=== ASSIGNMENT ===
Every entry below needs to be repeated exactly as written.

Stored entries
• • • • •
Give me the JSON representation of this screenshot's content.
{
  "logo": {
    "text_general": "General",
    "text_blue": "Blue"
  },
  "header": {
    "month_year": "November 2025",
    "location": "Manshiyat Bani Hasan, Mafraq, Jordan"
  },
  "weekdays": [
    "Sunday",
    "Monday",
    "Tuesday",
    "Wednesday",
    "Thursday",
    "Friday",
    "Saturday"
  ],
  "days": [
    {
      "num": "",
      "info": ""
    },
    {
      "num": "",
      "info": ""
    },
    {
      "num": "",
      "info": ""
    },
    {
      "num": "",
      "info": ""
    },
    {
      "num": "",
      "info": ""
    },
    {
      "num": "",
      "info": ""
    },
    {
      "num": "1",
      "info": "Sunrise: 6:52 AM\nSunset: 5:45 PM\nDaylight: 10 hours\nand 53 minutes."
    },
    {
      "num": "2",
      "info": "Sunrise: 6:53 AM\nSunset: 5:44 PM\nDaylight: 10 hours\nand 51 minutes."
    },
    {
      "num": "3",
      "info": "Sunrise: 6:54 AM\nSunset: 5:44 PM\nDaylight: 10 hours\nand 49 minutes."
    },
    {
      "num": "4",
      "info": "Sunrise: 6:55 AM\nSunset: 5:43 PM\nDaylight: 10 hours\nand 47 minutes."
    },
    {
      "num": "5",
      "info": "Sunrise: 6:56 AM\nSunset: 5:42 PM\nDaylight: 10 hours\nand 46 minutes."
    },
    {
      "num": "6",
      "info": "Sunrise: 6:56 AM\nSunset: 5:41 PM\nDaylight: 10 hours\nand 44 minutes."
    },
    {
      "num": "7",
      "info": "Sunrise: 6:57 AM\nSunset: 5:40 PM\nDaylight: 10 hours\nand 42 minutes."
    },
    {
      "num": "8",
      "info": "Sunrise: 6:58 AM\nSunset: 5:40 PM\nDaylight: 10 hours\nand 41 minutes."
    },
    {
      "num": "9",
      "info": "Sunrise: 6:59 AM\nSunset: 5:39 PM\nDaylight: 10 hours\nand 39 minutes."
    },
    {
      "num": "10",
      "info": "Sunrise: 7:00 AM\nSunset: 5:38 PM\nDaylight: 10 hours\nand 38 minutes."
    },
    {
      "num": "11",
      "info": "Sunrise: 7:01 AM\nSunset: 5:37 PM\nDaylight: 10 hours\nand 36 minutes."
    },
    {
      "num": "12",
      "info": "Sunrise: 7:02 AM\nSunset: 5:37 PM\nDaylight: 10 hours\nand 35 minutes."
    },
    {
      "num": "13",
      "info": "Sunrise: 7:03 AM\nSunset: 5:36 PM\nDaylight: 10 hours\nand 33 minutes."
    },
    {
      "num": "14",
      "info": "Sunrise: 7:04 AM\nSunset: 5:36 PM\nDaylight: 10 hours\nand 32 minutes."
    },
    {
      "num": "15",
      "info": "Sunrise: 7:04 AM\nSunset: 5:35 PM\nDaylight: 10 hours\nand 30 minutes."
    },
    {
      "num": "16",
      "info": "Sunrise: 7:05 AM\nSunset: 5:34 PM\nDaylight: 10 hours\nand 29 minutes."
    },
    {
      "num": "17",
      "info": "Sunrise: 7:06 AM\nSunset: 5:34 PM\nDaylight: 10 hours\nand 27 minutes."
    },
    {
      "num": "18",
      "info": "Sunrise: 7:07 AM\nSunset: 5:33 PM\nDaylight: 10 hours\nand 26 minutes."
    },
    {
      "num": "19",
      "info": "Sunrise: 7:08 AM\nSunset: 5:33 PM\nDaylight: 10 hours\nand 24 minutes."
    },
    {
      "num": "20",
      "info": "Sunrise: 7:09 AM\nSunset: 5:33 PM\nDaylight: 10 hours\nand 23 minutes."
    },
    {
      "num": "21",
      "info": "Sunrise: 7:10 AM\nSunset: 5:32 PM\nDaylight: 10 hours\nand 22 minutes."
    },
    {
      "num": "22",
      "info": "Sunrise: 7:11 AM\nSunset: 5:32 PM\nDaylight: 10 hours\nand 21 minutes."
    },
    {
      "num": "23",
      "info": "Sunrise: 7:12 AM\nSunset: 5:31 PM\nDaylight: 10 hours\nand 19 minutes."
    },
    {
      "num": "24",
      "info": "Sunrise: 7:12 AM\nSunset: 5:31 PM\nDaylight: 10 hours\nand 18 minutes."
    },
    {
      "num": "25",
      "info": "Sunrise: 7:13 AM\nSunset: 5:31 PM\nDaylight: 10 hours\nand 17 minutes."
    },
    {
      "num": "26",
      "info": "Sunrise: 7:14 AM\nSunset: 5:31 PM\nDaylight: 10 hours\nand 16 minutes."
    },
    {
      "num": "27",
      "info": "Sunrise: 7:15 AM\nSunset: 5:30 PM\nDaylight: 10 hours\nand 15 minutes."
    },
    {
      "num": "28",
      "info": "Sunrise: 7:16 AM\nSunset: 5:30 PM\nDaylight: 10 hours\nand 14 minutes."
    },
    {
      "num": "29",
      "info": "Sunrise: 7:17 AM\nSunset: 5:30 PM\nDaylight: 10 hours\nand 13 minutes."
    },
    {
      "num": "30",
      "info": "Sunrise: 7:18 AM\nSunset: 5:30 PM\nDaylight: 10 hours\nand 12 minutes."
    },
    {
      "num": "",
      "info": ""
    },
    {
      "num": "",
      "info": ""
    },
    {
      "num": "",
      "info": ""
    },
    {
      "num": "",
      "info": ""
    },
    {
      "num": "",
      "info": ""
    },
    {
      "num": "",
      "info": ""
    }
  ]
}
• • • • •
=== ANSWER SPACE ===
Give me the JSON representation of this screenshot's content.
{
  "logo": {
    "text_general": "General",
    "text_blue": "Blue"
  },
  "header": {
    "month_year": "November 2025",
    "location": "Manshiyat Bani Hasan, Mafraq, Jordan"
  },
  "weekdays": [
    "Sunday",
    "Monday",
    "Tuesday",
    "Wednesday",
    "Thursday",
    "Friday",
    "Saturday"
  ],
  "days": [
    {
      "num": "",
      "info": ""
    },
    {
      "num": "",
      "info": ""
    },
    {
      "num": "",
      "info": ""
    },
    {
      "num": "",
      "info": ""
    },
    {
      "num": "",
      "info": ""
    },
    {
      "num": "",
      "info": ""
    },
    {
      "num": "1",
      "info": "Sunrise: 6:52 AM\nSunset: 5:45 PM\nDaylight: 10 hours\nand 53 minutes."
    },
    {
      "num": "2",
      "info": "Sunrise: 6:53 AM\nSunset: 5:44 PM\nDaylight: 10 hours\nand 51 minutes."
    },
    {
      "num": "3",
      "info": "Sunrise: 6:54 AM\nSunset: 5:44 PM\nDaylight: 10 hours\nand 49 minutes."
    },
    {
      "num": "4",
      "info": "Sunrise: 6:55 AM\nSunset: 5:43 PM\nDaylight: 10 hours\nand 47 minutes."
    },
    {
      "num": "5",
      "info": "Sunrise: 6:56 AM\nSunset: 5:42 PM\nDaylight: 10 hours\nand 46 minutes."
    },
    {
      "num": "6",
      "info": "Sunrise: 6:56 AM\nSunset: 5:41 PM\nDaylight: 10 hours\nand 44 minutes."
    },
    {
      "num": "7",
      "info": "Sunrise: 6:57 AM\nSunset: 5:40 PM\nDaylight: 10 hours\nand 42 minutes."
    },
    {
      "num": "8",
      "info": "Sunrise: 6:58 AM\nSunset: 5:40 PM\nDaylight: 10 hours\nand 41 minutes."
    },
    {
      "num": "9",
      "info": "Sunrise: 6:59 AM\nSunset: 5:39 PM\nDaylight: 10 hours\nand 39 minutes."
    },
    {
      "num": "10",
      "info": "Sunrise: 7:00 AM\nSunset: 5:38 PM\nDaylight: 10 hours\nand 38 minutes."
    },
    {
      "num": "11",
      "info": "Sunrise: 7:01 AM\nSunset: 5:37 PM\nDaylight: 10 hours\nand 36 minutes."
    },
    {
      "num": "12",
      "info": "Sunrise: 7:02 AM\nSunset: 5:37 PM\nDaylight: 10 hours\nand 35 minutes."
    },
    {
      "num": "13",
      "info": "Sunrise: 7:03 AM\nSunset: 5:36 PM\nDaylight: 10 hours\nand 33 minutes."
    },
    {
      "num": "14",
      "info": "Sunrise: 7:04 AM\nSunset: 5:36 PM\nDaylight: 10 hours\nand 32 minutes."
    },
    {
      "num": "15",
      "info": "Sunrise: 7:04 AM\nSunset: 5:35 PM\nDaylight: 10 hours\nand 30 minutes."
    },
    {
      "num": "16",
      "info": "Sunrise: 7:05 AM\nSunset: 5:34 PM\nDaylight: 10 hours\nand 29 minutes."
    },
    {
      "num": "17",
      "info": "Sunrise: 7:06 AM\nSunset: 5:34 PM\nDaylight: 10 hours\nand 27 minutes."
    },
    {
      "num": "18",
      "info": "Sunrise: 7:07 AM\nSunset: 5:33 PM\nDaylight: 10 hours\nand 26 minutes."
    },
    {
      "num": "19",
      "info": "Sunrise: 7:08 AM\nSunset: 5:33 PM\nDaylight: 10 hours\nand 24 minutes."
    },
    {
      "num": "20",
      "info": "Sunrise: 7:09 AM\nSunset: 5:33 PM\nDaylight: 10 hours\nand 23 minutes."
    },
    {
      "num": "21",
      "info": "Sunrise: 7:10 AM\nSunset: 5:32 PM\nDaylight: 10 hours\nand 22 minutes."
    },
    {
      "num": "22",
      "info": "Sunrise: 7:11 AM\nSunset: 5:32 PM\nDaylight: 10 hours\nand 21 minutes."
    },
    {
      "num": "23",
      "info": "Sunrise: 7:12 AM\nSunset: 5:31 PM\nDaylight: 10 hours\nand 19 minutes."
    },
    {
      "num": "24",
      "info": "Sunrise: 7:12 AM\nSunset: 5:31 PM\nDaylight: 10 hours\nand 18 minutes."
    },
    {
      "num": "25",
      "info": "Sunrise: 7:13 AM\nSunset: 5:31 PM\nDaylight: 10 hours\nand 17 minutes."
    },
    {
      "num": "26",
      "info": "Sunrise: 7:14 AM\nSunset: 5:31 PM\nDaylight: 10 hours\nand 16 minutes."
    },
    {
      "num": "27",
      "info": "Sunrise: 7:15 AM\nSunset: 5:30 PM\nDaylight: 10 hours\nand 15 minutes."
    },
    {
      "num": "28",
      "info": "Sunrise: 7:16 AM\nSunset: 5:30 PM\nDaylight: 10 hours\nand 14 minutes."
    },
    {
      "num": "29",
      "info": "Sunrise: 7:17 AM\nSunset: 5:30 PM\nDaylight: 10 hours\nand 13 minutes."
    },
    {
      "num": "30",
      "info": "Sunrise: 7:18 AM\nSunset: 5:30 PM\nDaylight: 10 hours\nand 12 minutes."
    },
    {
      "num": "",
      "info": ""
    },
    {
      "num": "",
      "info": ""
    },
    {
      "num": "",
      "info": ""
    },
    {
      "num": "",
      "info": ""
    },
    {
      "num": "",
      "info": ""
    },
    {
      "num": "",
      "info": ""
    }
  ]
}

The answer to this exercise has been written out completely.